[Stored items]

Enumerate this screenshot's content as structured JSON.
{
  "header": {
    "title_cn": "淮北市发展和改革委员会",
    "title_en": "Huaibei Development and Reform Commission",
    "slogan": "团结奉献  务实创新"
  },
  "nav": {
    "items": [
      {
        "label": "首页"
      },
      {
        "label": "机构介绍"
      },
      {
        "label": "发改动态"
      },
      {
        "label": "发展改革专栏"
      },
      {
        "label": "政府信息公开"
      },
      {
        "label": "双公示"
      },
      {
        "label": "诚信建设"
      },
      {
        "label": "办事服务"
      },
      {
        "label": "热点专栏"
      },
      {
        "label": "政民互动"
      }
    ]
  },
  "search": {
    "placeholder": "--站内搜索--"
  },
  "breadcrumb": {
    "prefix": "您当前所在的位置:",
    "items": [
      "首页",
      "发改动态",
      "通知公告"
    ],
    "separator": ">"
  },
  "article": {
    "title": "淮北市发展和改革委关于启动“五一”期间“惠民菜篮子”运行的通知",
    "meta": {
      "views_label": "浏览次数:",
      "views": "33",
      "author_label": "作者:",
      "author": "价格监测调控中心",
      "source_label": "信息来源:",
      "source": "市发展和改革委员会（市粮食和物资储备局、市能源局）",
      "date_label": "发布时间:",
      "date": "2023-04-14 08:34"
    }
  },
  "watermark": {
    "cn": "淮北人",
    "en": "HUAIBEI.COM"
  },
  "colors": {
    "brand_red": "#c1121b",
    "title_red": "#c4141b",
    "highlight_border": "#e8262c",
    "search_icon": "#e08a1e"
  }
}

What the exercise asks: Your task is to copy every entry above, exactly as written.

Task output:
Enumerate this screenshot's content as structured JSON.
{
  "header": {
    "title_cn": "淮北市发展和改革委员会",
    "title_en": "Huaibei Development and Reform Commission",
    "slogan": "团结奉献  务实创新"
  },
  "nav": {
    "items": [
      {
        "label": "首页"
      },
      {
        "label": "机构介绍"
      },
      {
        "label": "发改动态"
      },
      {
        "label": "发展改革专栏"
      },
      {
        "label": "政府信息公开"
      },
      {
        "label": "双公示"
      },
      {
        "label": "诚信建设"
      },
      {
        "label": "办事服务"
      },
      {
        "label": "热点专栏"
      },
      {
        "label": "政民互动"
      }
    ]
  },
  "search": {
    "placeholder": "--站内搜索--"
  },
  "breadcrumb": {
    "prefix": "您当前所在的位置:",
    "items": [
      "首页",
      "发改动态",
      "通知公告"
    ],
    "separator": ">"
  },
  "article": {
    "title": "淮北市发展和改革委关于启动“五一”期间“惠民菜篮子”运行的通知",
    "meta": {
      "views_label": "浏览次数:",
      "views": "33",
      "author_label": "作者:",
      "author": "价格监测调控中心",
      "source_label": "信息来源:",
      "source": "市发展和改革委员会（市粮食和物资储备局、市能源局）",
      "date_label": "发布时间:",
      "date": "2023-04-14 08:34"
    }
  },
  "watermark": {
    "cn": "淮北人",
    "en": "HUAIBEI.COM"
  },
  "colors": {
    "brand_red": "#c1121b",
    "title_red": "#c4141b",
    "highlight_border": "#e8262c",
    "search_icon": "#e08a1e"
  }
}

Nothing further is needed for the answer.